• **Your objective**
Set down the data below exactly; pictures stay out.

-------- Data for this task

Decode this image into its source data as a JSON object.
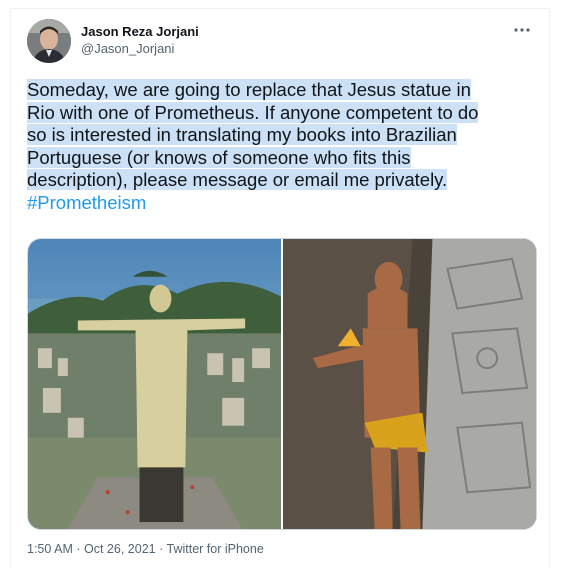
{
  "author": {
    "name": "Jason Reza Jorjani",
    "handle": "@Jason_Jorjani"
  },
  "tweet": {
    "lines": [
      "Someday, we are going to replace that Jesus statue in",
      "Rio with one of Prometheus. If anyone competent to do",
      "so is interested in translating my books into Brazilian",
      "Portuguese (or knows of someone who fits this",
      "description), please message or email me privately."
    ],
    "hashtag": "#Prometheism"
  },
  "meta": {
    "time": "1:50 AM",
    "sep1": "·",
    "date": "Oct 26, 2021",
    "sep2": "·",
    "source": "Twitter for iPhone"
  },
  "colors": {
    "link": "#1d9bf0",
    "selection": "#cce1f5",
    "secondary": "#536471"
  },
  "icons": {
    "more": "more-icon"
  }
}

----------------

• **Solution for this exercise**
Decode this image into its source data as a JSON object.
{
  "author": {
    "name": "Jason Reza Jorjani",
    "handle": "@Jason_Jorjani"
  },
  "tweet": {
    "lines": [
      "Someday, we are going to replace that Jesus statue in",
      "Rio with one of Prometheus. If anyone competent to do",
      "so is interested in translating my books into Brazilian",
      "Portuguese (or knows of someone who fits this",
      "description), please message or email me privately."
    ],
    "hashtag": "#Prometheism"
  },
  "meta": {
    "time": "1:50 AM",
    "sep1": "·",
    "date": "Oct 26, 2021",
    "sep2": "·",
    "source": "Twitter for iPhone"
  },
  "colors": {
    "link": "#1d9bf0",
    "selection": "#cce1f5",
    "secondary": "#536471"
  },
  "icons": {
    "more": "more-icon"
  }
}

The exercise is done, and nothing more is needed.